──────── TASK INPUTS
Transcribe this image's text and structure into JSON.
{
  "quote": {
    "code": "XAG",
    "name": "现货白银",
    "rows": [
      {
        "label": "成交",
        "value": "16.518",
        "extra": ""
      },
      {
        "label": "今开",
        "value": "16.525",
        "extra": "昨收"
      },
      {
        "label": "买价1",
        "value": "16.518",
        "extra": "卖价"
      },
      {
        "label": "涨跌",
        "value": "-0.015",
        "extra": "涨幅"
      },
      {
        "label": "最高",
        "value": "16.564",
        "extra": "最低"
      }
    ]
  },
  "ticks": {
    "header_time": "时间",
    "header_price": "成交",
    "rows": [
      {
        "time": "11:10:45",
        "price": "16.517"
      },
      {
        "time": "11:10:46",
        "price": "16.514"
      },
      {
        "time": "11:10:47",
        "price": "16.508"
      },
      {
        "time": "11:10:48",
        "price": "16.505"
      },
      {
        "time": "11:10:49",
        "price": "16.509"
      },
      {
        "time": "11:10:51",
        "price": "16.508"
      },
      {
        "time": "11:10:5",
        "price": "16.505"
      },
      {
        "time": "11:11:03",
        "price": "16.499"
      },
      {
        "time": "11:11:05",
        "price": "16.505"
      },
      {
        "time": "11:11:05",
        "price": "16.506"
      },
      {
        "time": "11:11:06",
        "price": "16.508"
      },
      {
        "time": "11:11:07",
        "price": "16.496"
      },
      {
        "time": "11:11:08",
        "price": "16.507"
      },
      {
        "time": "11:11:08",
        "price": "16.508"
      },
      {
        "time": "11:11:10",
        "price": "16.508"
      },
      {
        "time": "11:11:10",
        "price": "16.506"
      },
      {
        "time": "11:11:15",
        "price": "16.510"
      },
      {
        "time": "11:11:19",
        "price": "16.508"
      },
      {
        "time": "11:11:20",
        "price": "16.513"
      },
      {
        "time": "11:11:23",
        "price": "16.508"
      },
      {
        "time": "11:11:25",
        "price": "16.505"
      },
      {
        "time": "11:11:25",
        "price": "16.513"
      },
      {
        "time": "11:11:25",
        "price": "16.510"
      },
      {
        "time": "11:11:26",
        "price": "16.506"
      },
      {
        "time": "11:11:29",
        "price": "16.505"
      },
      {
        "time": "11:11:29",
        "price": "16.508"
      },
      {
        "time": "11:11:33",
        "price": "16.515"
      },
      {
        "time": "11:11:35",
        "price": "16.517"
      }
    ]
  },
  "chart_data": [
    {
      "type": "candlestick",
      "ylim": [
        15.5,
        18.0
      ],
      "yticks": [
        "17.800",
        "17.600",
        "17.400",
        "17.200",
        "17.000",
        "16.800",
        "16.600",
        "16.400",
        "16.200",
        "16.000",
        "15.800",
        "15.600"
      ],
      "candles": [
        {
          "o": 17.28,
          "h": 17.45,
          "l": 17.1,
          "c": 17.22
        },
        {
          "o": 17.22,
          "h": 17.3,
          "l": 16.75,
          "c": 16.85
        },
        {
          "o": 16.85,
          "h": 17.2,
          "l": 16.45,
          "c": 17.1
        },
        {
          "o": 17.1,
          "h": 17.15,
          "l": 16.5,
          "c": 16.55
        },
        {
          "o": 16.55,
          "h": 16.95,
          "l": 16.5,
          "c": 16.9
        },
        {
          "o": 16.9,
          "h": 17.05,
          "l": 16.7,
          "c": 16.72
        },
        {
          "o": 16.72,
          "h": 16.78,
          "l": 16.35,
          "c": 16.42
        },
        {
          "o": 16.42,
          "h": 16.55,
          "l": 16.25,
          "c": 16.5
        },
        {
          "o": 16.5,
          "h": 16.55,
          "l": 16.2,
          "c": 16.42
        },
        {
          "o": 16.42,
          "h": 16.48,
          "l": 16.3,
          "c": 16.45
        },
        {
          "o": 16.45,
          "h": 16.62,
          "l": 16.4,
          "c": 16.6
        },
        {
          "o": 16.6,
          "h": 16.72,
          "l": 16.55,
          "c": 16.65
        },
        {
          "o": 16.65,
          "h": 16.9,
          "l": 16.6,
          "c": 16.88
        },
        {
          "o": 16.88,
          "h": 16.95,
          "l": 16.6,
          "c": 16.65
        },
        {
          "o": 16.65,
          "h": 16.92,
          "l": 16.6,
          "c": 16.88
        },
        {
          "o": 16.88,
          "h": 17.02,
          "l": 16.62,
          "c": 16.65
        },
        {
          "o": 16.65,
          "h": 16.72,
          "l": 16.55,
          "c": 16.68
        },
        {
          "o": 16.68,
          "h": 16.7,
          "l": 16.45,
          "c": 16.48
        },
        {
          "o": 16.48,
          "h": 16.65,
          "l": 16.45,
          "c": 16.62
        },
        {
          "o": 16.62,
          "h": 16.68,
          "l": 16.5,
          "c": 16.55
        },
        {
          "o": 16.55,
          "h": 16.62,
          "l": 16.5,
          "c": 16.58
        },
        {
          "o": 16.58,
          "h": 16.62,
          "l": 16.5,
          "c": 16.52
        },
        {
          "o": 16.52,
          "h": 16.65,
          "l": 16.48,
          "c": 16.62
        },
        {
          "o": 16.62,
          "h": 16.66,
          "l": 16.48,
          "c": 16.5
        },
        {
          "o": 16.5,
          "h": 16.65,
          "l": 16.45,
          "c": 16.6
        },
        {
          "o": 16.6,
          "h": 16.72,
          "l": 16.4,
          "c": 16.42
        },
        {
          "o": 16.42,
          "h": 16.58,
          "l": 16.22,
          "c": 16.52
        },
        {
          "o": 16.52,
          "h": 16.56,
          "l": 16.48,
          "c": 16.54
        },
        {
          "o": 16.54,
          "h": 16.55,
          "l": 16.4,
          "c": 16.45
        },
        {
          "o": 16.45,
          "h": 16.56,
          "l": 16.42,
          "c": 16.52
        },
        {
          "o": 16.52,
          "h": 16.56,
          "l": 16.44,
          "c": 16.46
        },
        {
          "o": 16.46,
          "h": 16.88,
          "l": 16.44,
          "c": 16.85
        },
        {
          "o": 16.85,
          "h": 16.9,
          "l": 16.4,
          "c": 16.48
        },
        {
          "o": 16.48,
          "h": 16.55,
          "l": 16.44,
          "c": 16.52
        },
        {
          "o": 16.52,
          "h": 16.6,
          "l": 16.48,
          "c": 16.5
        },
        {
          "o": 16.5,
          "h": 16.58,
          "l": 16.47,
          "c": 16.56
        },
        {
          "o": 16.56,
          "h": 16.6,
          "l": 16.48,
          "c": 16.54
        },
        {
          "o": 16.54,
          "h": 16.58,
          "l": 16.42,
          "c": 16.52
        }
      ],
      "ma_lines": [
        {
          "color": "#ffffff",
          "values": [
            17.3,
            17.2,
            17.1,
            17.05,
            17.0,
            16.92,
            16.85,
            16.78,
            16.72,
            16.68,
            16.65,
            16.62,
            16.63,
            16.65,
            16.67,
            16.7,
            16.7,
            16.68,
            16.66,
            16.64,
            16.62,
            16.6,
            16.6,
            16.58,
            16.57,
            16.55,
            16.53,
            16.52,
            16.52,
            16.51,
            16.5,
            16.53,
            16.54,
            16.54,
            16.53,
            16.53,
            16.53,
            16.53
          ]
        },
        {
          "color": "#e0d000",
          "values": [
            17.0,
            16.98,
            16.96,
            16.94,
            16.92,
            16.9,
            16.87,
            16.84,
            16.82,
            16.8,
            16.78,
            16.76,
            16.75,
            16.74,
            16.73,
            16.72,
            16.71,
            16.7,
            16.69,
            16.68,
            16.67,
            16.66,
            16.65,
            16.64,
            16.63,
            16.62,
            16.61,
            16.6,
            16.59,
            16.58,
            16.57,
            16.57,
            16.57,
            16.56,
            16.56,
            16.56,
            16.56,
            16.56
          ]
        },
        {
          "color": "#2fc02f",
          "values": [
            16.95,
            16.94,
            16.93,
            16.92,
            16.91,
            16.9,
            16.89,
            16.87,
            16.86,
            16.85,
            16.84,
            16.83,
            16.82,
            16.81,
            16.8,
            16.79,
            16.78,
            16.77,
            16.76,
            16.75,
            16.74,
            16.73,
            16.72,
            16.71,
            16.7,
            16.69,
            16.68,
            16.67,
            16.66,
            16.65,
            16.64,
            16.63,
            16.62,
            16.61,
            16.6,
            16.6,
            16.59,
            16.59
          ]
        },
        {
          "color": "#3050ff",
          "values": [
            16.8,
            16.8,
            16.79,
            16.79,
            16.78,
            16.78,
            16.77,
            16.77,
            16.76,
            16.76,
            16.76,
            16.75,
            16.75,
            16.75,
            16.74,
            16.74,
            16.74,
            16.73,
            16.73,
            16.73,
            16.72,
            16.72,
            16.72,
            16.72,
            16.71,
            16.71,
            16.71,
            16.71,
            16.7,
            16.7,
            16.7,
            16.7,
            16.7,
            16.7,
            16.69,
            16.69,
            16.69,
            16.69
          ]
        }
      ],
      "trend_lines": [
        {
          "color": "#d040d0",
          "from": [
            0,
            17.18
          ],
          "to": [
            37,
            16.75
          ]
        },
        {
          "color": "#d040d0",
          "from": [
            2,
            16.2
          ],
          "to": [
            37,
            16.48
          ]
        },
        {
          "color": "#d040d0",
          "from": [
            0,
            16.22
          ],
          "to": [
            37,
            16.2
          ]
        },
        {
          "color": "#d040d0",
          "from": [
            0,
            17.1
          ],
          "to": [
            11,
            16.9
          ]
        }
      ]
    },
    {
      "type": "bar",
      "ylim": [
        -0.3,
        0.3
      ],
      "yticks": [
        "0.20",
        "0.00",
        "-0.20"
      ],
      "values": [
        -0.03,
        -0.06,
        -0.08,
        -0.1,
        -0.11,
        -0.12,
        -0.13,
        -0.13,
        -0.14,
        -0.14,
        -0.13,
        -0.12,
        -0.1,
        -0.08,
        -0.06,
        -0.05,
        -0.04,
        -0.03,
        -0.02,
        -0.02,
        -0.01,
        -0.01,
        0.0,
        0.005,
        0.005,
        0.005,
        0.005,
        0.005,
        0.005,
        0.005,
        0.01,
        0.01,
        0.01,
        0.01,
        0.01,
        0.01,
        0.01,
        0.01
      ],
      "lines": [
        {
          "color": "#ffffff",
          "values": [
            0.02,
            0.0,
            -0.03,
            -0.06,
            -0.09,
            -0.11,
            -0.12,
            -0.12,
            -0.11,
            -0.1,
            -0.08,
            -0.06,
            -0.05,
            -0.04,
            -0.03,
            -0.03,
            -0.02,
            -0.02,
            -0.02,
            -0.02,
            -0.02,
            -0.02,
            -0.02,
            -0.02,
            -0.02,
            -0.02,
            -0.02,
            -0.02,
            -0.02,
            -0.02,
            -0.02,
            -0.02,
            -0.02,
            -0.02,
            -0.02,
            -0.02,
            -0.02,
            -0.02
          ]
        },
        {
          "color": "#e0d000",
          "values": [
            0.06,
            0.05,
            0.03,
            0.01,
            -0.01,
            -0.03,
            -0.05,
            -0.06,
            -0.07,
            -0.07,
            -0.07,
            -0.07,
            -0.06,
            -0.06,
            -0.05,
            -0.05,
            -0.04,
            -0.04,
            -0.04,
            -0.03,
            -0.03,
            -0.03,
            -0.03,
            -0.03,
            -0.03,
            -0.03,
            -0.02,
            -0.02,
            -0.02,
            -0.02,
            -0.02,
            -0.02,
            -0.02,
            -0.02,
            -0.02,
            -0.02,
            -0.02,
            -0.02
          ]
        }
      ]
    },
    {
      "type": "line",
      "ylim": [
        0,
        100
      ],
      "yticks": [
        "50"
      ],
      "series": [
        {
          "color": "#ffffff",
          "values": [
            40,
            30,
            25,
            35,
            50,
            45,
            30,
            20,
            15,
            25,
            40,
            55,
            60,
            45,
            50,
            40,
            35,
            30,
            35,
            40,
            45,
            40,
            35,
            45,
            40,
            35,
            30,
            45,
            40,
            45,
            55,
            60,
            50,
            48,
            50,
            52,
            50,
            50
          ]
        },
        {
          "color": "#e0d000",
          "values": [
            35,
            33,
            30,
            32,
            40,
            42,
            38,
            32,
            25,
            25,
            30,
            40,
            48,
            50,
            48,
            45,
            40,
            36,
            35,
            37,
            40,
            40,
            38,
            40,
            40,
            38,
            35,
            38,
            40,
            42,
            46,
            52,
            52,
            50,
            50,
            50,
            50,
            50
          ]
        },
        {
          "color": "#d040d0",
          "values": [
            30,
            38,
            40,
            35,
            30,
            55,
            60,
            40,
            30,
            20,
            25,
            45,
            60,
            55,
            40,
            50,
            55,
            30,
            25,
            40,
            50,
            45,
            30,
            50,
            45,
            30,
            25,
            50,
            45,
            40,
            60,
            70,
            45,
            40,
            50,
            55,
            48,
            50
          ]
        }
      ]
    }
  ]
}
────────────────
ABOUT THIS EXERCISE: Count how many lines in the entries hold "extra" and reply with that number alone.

RESULT: 5